Assignment
Please retype all of the entries that follow, leaving the images out.

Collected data

== Segment start ==

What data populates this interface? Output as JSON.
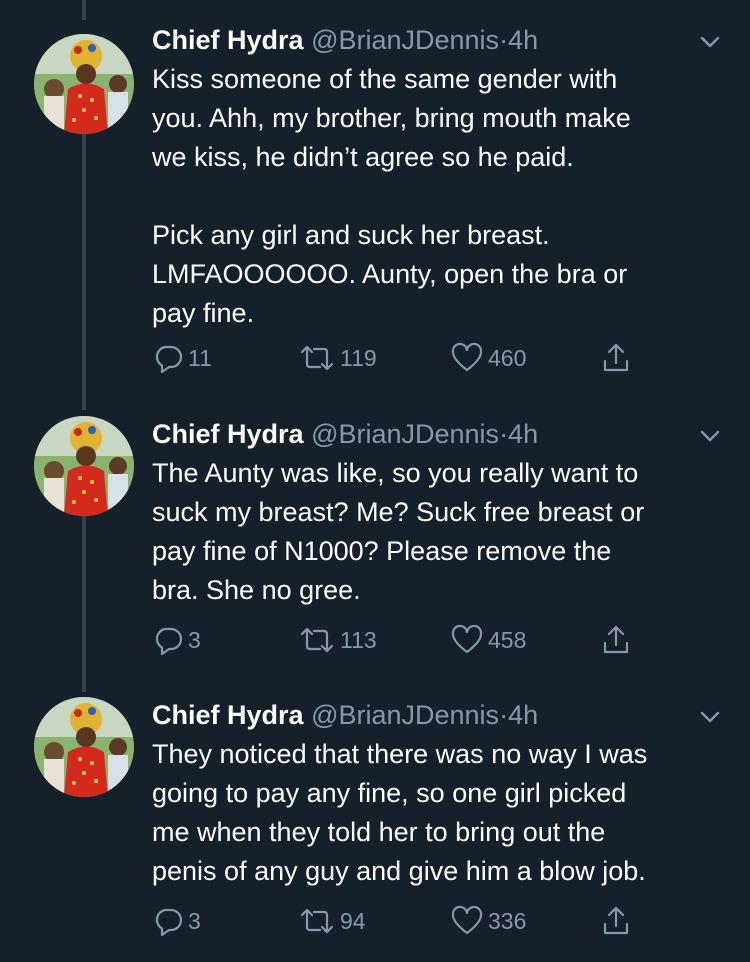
{
  "colors": {
    "background": "#15202b",
    "text": "#ffffff",
    "muted": "#8899a6",
    "thread_line": "#38444d"
  },
  "tweets": [
    {
      "author_name": "Chief Hydra",
      "handle": "@BrianJDennis",
      "separator": "·",
      "time": "4h",
      "text": "Kiss someone of the same gender with\nyou. Ahh, my brother, bring mouth make\nwe kiss, he didn’t agree so he paid.\n\nPick any girl and suck her breast.\nLMFAOOOOOO. Aunty, open the bra or\npay fine.",
      "replies": "11",
      "retweets": "119",
      "likes": "460"
    },
    {
      "author_name": "Chief Hydra",
      "handle": "@BrianJDennis",
      "separator": "·",
      "time": "4h",
      "text": "The Aunty was like, so you really want to\nsuck my breast? Me? Suck free breast or\npay fine of N1000? Please remove the\nbra. She no gree.",
      "replies": "3",
      "retweets": "113",
      "likes": "458"
    },
    {
      "author_name": "Chief Hydra",
      "handle": "@BrianJDennis",
      "separator": "·",
      "time": "4h",
      "text": "They noticed that there was no way I was\ngoing to pay any fine, so one girl picked\nme when they told her to bring out the\npenis of any guy and give him a blow job.",
      "replies": "3",
      "retweets": "94",
      "likes": "336"
    }
  ],
  "icons": {
    "reply": "reply-icon",
    "retweet": "retweet-icon",
    "like": "heart-icon",
    "share": "share-icon",
    "menu": "chevron-down-icon"
  }
}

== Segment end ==

Task solution
What data populates this interface? Output as JSON.
{
  "colors": {
    "background": "#15202b",
    "text": "#ffffff",
    "muted": "#8899a6",
    "thread_line": "#38444d"
  },
  "tweets": [
    {
      "author_name": "Chief Hydra",
      "handle": "@BrianJDennis",
      "separator": "·",
      "time": "4h",
      "text": "Kiss someone of the same gender with\nyou. Ahh, my brother, bring mouth make\nwe kiss, he didn’t agree so he paid.\n\nPick any girl and suck her breast.\nLMFAOOOOOO. Aunty, open the bra or\npay fine.",
      "replies": "11",
      "retweets": "119",
      "likes": "460"
    },
    {
      "author_name": "Chief Hydra",
      "handle": "@BrianJDennis",
      "separator": "·",
      "time": "4h",
      "text": "The Aunty was like, so you really want to\nsuck my breast? Me? Suck free breast or\npay fine of N1000? Please remove the\nbra. She no gree.",
      "replies": "3",
      "retweets": "113",
      "likes": "458"
    },
    {
      "author_name": "Chief Hydra",
      "handle": "@BrianJDennis",
      "separator": "·",
      "time": "4h",
      "text": "They noticed that there was no way I was\ngoing to pay any fine, so one girl picked\nme when they told her to bring out the\npenis of any guy and give him a blow job.",
      "replies": "3",
      "retweets": "94",
      "likes": "336"
    }
  ],
  "icons": {
    "reply": "reply-icon",
    "retweet": "retweet-icon",
    "like": "heart-icon",
    "share": "share-icon",
    "menu": "chevron-down-icon"
  }
}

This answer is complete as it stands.